Schools and childcare providers are being told that children with conjunctivitis do not need to see a practice nurse or a GP, as part of a bid to reduce unnecessary primary care appointments.
An estimated 160,000 appointments could be freed up if schools stopped sending home children with infective conjunctivitis, according to the Royal College of General Practitioners.
“Cases are clogging up the system, which leads to longer waiting times for patients”
The college said conjunctivitis cases were unintentionally “clogging up” the system because some schools were refusing to let in pupils with the eye condition unless they had a prescription for antibiotics, leaving many other patients struggling to see their GP or practice nurse.

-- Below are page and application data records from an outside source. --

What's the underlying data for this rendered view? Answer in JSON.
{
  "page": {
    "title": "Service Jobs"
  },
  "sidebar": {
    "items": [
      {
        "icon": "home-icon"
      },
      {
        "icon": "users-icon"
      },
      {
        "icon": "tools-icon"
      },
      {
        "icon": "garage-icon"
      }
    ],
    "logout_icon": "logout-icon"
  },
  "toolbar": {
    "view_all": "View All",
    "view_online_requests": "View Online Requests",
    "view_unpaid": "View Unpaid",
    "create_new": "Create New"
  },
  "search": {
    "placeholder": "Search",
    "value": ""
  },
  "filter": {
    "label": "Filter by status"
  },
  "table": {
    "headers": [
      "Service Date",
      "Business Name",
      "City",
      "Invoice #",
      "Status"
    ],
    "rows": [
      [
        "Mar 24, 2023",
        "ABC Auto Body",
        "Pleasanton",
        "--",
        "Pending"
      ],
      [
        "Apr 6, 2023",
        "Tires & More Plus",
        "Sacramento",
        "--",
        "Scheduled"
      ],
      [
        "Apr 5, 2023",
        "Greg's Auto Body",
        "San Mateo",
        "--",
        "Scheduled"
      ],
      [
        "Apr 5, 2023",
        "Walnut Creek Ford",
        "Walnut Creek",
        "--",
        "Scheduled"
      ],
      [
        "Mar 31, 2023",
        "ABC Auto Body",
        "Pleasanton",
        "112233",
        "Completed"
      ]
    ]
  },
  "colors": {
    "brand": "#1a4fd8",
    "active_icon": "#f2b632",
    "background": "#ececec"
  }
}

Clinical guidance from Public Health England that treatment for conjunctivitis is only appropriate or necessary in severe cases, the RCGP highlighted.

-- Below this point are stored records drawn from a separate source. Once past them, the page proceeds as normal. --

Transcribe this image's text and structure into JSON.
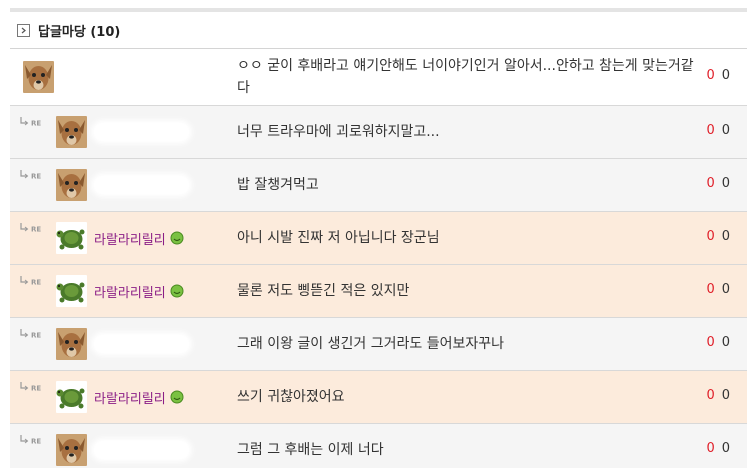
{
  "section": {
    "title": "답글마당 (10)"
  },
  "rows": [
    {
      "type": "main",
      "nick": "",
      "message": "ㅇㅇ 굳이 후배라고 얘기안해도 너이야기인거 알아서...안하고 참는게 맞는거같다",
      "up": "0",
      "down": "0"
    },
    {
      "type": "reply",
      "nick": "",
      "message": "너무 트라우마에 괴로워하지말고...",
      "up": "0",
      "down": "0"
    },
    {
      "type": "reply",
      "nick": "",
      "message": "밥 잘챙겨먹고",
      "up": "0",
      "down": "0"
    },
    {
      "type": "reply",
      "nick": "라랄라리릴리",
      "message": "아니 시발 진짜 저 아닙니다 장군님",
      "up": "0",
      "down": "0"
    },
    {
      "type": "reply",
      "nick": "라랄라리릴리",
      "message": "물론 저도 삥뜯긴 적은 있지만",
      "up": "0",
      "down": "0"
    },
    {
      "type": "reply",
      "nick": "",
      "message": "그래 이왕 글이 생긴거 그거라도 들어보자꾸나",
      "up": "0",
      "down": "0"
    },
    {
      "type": "reply",
      "nick": "라랄라리릴리",
      "message": "쓰기 귀찮아졌어요",
      "up": "0",
      "down": "0"
    },
    {
      "type": "reply",
      "nick": "",
      "message": "그럼 그 후배는 이제 너다",
      "up": "0",
      "down": "0"
    }
  ],
  "colors": {
    "highlight_row": "#fcebdc",
    "upvote": "#e0202a",
    "nick_highlight": "#8b1e86"
  },
  "icons": {
    "toggle": "expand-arrow-icon",
    "reply": "reply-re-icon",
    "badge": "green-circle-badge-icon"
  }
}
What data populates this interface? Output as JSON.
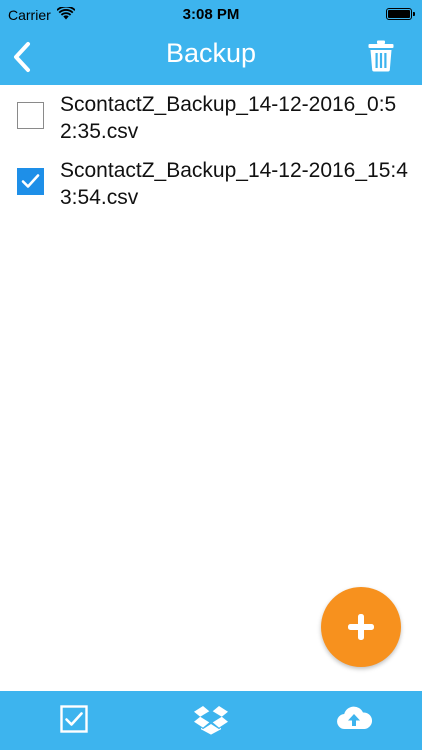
{
  "status": {
    "carrier": "Carrier",
    "time": "3:08 PM"
  },
  "nav": {
    "title": "Backup"
  },
  "files": [
    {
      "name": "ScontactZ_Backup_14-12-2016_0:52:35.csv",
      "checked": false
    },
    {
      "name": "ScontactZ_Backup_14-12-2016_15:43:54.csv",
      "checked": true
    }
  ],
  "icons": {
    "back": "chevron-left-icon",
    "trash": "trash-icon",
    "add": "plus-icon",
    "select_all": "checkbox-icon",
    "dropbox": "dropbox-icon",
    "upload": "cloud-upload-icon"
  },
  "colors": {
    "primary": "#3DB4EE",
    "accent": "#F7911E",
    "checkbox": "#1E8FE8"
  }
}
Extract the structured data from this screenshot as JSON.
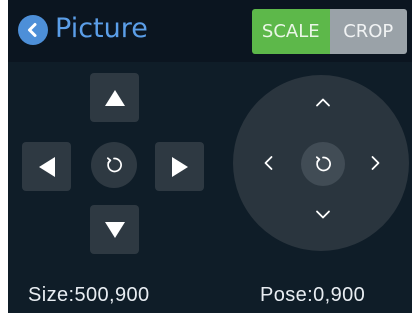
{
  "header": {
    "title": "Picture",
    "back_icon": "chevron-left-icon"
  },
  "mode": {
    "scale_label": "SCALE",
    "crop_label": "CROP",
    "active": "SCALE"
  },
  "colors": {
    "background": "#0f1d28",
    "accent_blue": "#5b9ee8",
    "active_green": "#5db84a",
    "inactive_gray": "#9aa2a8",
    "button_bg": "#2e3942"
  },
  "dpad": {
    "up_icon": "triangle-up-icon",
    "down_icon": "triangle-down-icon",
    "left_icon": "triangle-left-icon",
    "right_icon": "triangle-right-icon",
    "center_icon": "reset-icon"
  },
  "joystick": {
    "up_icon": "chevron-up-icon",
    "down_icon": "chevron-down-icon",
    "left_icon": "chevron-left-icon",
    "right_icon": "chevron-right-icon",
    "center_icon": "reset-icon"
  },
  "status": {
    "size_text": "Size:500,900",
    "pose_text": "Pose:0,900"
  }
}
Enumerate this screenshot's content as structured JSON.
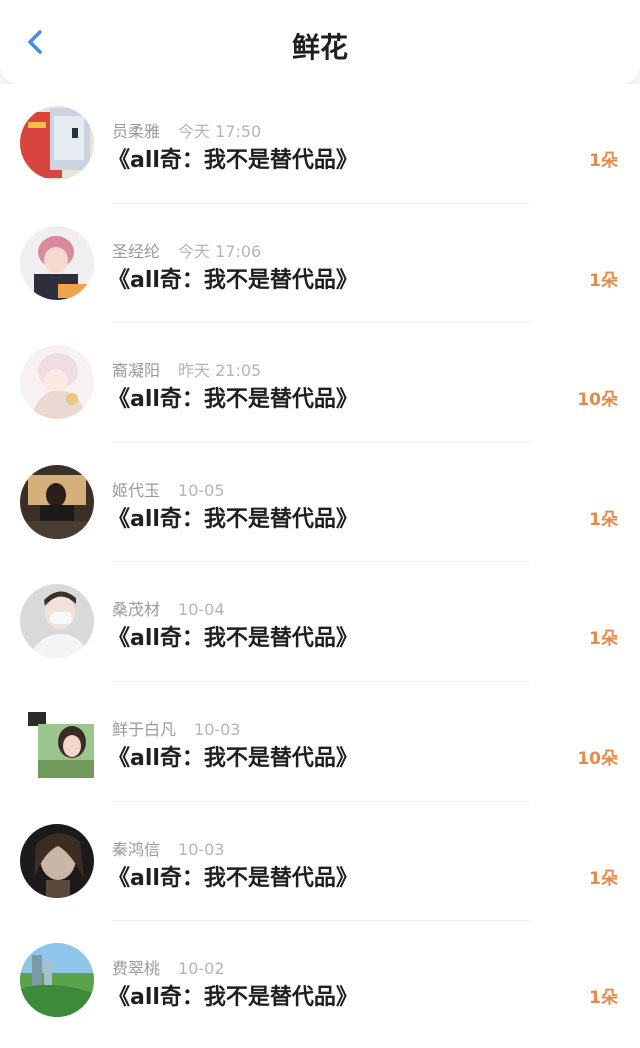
{
  "header": {
    "title": "鲜花",
    "back_icon": "chevron-left-icon",
    "accent_color": "#3d8ee6"
  },
  "count_color": "#e58a4a",
  "items": [
    {
      "name": "员柔雅",
      "time": "今天 17:50",
      "title": "《all奇：我不是替代品》",
      "count": "1朵"
    },
    {
      "name": "圣经纶",
      "time": "今天 17:06",
      "title": "《all奇：我不是替代品》",
      "count": "1朵"
    },
    {
      "name": "裔凝阳",
      "time": "昨天 21:05",
      "title": "《all奇：我不是替代品》",
      "count": "10朵"
    },
    {
      "name": "姬代玉",
      "time": "10-05",
      "title": "《all奇：我不是替代品》",
      "count": "1朵"
    },
    {
      "name": "桑茂材",
      "time": "10-04",
      "title": "《all奇：我不是替代品》",
      "count": "1朵"
    },
    {
      "name": "鲜于白凡",
      "time": "10-03",
      "title": "《all奇：我不是替代品》",
      "count": "10朵"
    },
    {
      "name": "秦鸿信",
      "time": "10-03",
      "title": "《all奇：我不是替代品》",
      "count": "1朵"
    },
    {
      "name": "费翠桃",
      "time": "10-02",
      "title": "《all奇：我不是替代品》",
      "count": "1朵"
    }
  ]
}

It argued that if all nursery schools followed the correct clinical guidance, it would enable practices to focus their time on patients “most in need” and support the ongoing global effort to tackle antimicrobial resistance.
A study, published earlier this year in the British Journal of General Practice, found that 86.7% of nursery schools across England, Scotland and Wales currently excluded children with conjunctivitis from attending, while 49.4% refused to admit them without a prescription for antibiotics.

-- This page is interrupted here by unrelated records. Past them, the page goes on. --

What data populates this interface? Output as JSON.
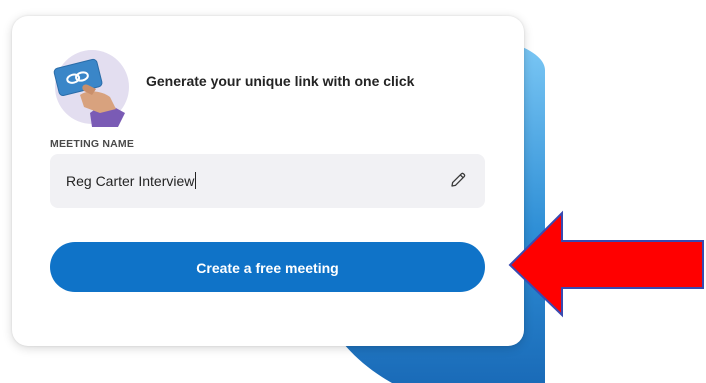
{
  "card": {
    "headline": "Generate your unique link with one click",
    "meeting_name_label": "MEETING NAME",
    "meeting_name_value": "Reg Carter Interview",
    "create_button_label": "Create a free meeting"
  },
  "icons": {
    "illustration": "hand-holding-link-card-icon",
    "edit": "pencil-icon",
    "annotation": "red-arrow-pointing-left"
  },
  "colors": {
    "button": "#0f73c8",
    "input_bg": "#f1f1f4",
    "arrow": "#ff0000",
    "arrow_border": "#3a4ab0",
    "bg_shape_top": "#7cc8f5",
    "bg_shape_bottom": "#1a6bb8",
    "illustration_circle": "#e3def0"
  }
}
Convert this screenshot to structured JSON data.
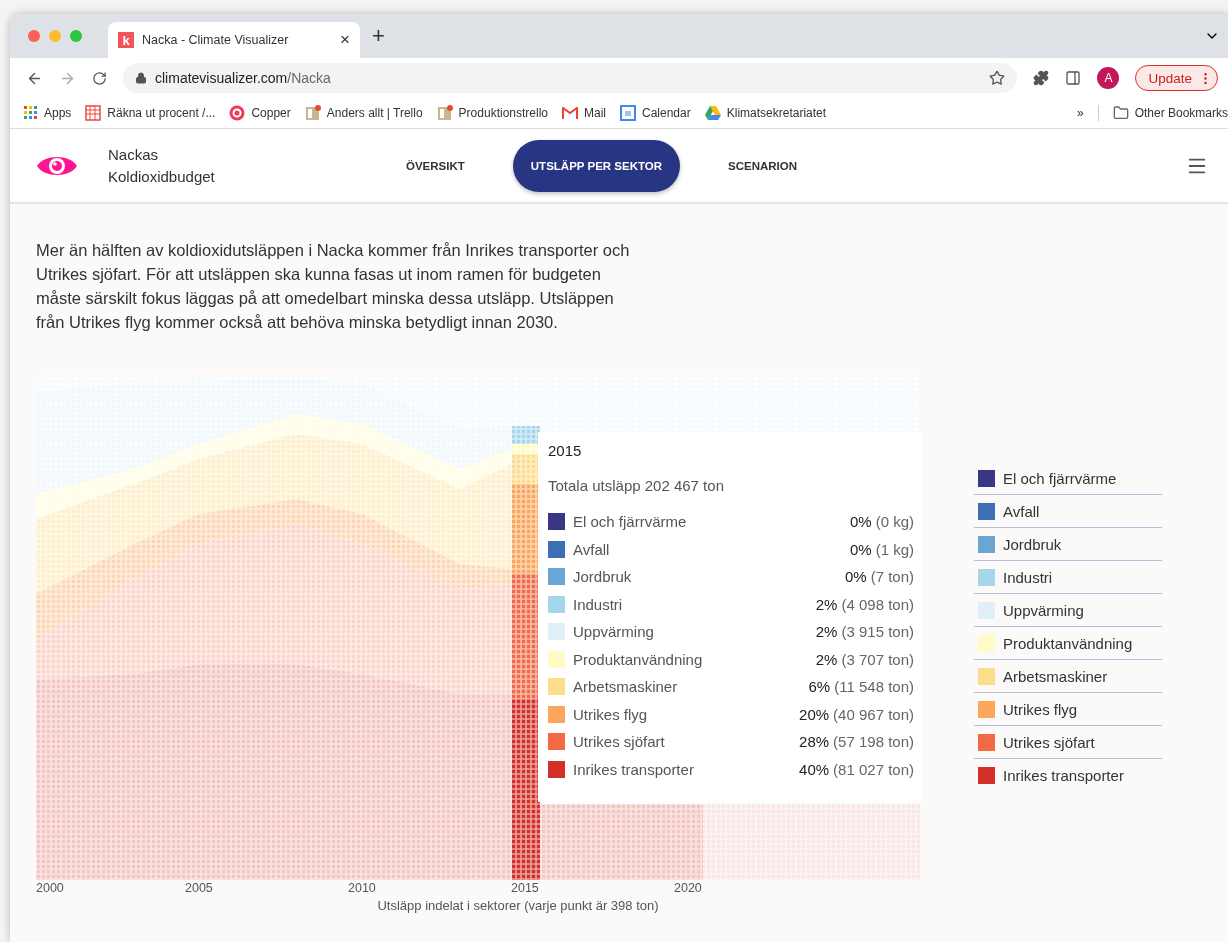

To mark the beginning of national Self Care Week, the RCGP has written to the schools inspectorate OFSTED, calling for nursery, pre-schools and childcare providers to re-think their policy.
It has also produced a leaflet of “top tips” to help teachers, childcare professionals and parents make the “right decisions” about the care of young children with the eye infection.
The leaflet states that, in the majority of cases, the condition will clear up on its own within two weeks, or can be treated with over the counter lubricant eye drops or anti-allergy medication.
Most cases will not require antibiotics and there is little evidence to show that they help the condition any more than waiting for it clear up naturally, noted the leaflet.
RCGP chair Dr Maureen Baker said: “We’re sure that nurseries and schools mean well by sending children home, or requiring them to take antibiotics, as a way of trying to contain cases of conjunctivitis.
But she said: “GP practices are being swamped with requests for appointments and antibiotics to treat minor conditions, including conjunctivitis, and these cases are clogging up the system, which leads to longer waiting times for patients whose needs might be more urgent.
“It would be incredibly helpful if nursery schools would change their current policy on children with conjunctivitis to… reduce unnecessary consultations at a time when patients are finding it more and more difficult to get an appointment,” said Dr Baker.
“We hope that OFSTED can put steps in place to ensure that the correct clinical guidance is followed, in the interests of all our patients,” she added.